St. Petersburg, former Leningrad, was founded by Tsar Peter I of Russia on May 27, 1703. It was the capital of the Russian Empire for more than two hundred years, until the Russian Revolution in 1917.
The city is considered to be the most Western inspired of Russia and by the Russians often referred to as The Northern Capital.
St. Petersburg is home to The Hermitage, the largest art museum in the world, featuring interiors of the former imperial residence and a vast collection of art. It was founded in 1764 by Catherine the Great and open to the public since 1852. Its collections, of which only a small part is on permanent display, comprise nearly 3 million items, including the largest collection of paintings in the world.
There are several gardens to see in St. Petersburg. Here’s some of them.
The Alexander Garden was laid out in 1872-1874 over what had been Admiralty Square, to a design by the landscape gardener Eduard Regel, as part of the celebrations of the 200th anniversary of the birth of Peter the Great. The Garden was formally opened in 1874 in the presence of Alexander II, who agreed to having the Garden named after him.

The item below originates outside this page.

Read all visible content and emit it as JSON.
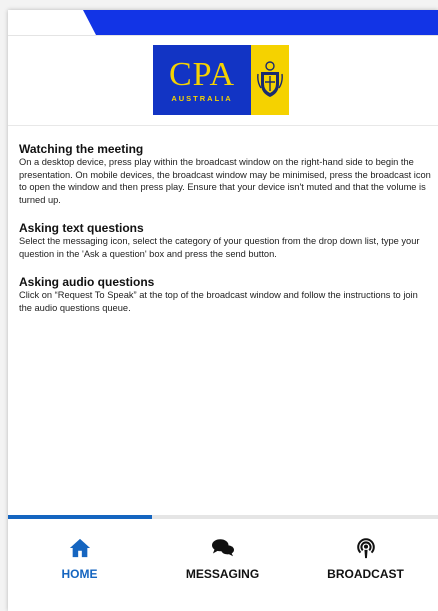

The Botanical Garden is one of the oldest Botanical Gardens in the country. The Garden was founded in 1714 by order of Peter the Great as the Apothecary's Garden, and soon became a centre for horticultural research that was the equal of any other in Europe in terms of the importance and size of its collection. Originally the Apothecary's Garden focused mainly on growing medicinal herbs, but soon people began bringing saplings and seeds of rare and exotic plants - for which a greenhouse was specially built.
The Catherine Garden is the unofficial name for the public garden in front of the Alexandriinsky Theater, between the Theater and Nevsky Prospect. The Garden was laid out in the 1820s to a design by Carlo Rossi, and the statue of Catherine the Great which dominates it and from which it takes its name was erected in 1873. From late spring to early fall - and sometimes into winter - local artists sit on the sidewalk outside the Catherine Garden exhibiting and selling their work and offering to draw portraits of passers-by.
The Summer Garden is located where the Fontanka River flows out of the Neva River. It was founded in 1704 by order of Peter the Great, who was personally involved in planning it, and is laid out according to strict geometrical principles. The Summer Garden is home to marble statues acquired from Europe especially for Russia's new capital, and also to rare flowers and plants, as well as fountains. It was a traditional location for courtly life outside the palace, and balls were held here by the nobility, who also enjoyed simply taking the air in the Garden.
Moscow Victory Park is located in the south of St. Petersburg on Moskovsky Prospect. It was founded in 1945 to mark the Allied victory in World War II over Nazi Germany. The Park, which spreads over 68 hectares, is home to more than 100 types of tree and bush, and includes elements of formal and landscape planning, being decorated with ponds, canals, avenues, and flower gardens.
The Tauride Garden was laid out in 1783-1789 on the estate of Grigory Potemkin behind the Tauride Palace from which it took its name. Potemkin was one of Catherine the Great's favourites (and lover, allegedly), and the Empress gave Potemkin the land and the title of Prince of Tauridia for his services in conquering ancient Tauridia (now the Crimean Peninsula). The Tauride Garden was landscaped in true Romantic style, designed to imitate nature, with ponds and canals and picturesque rolling landscape. Trees and shrubs were brought in especially from England.
And just for the fun of it, here are a few more photos of St. Petersburg.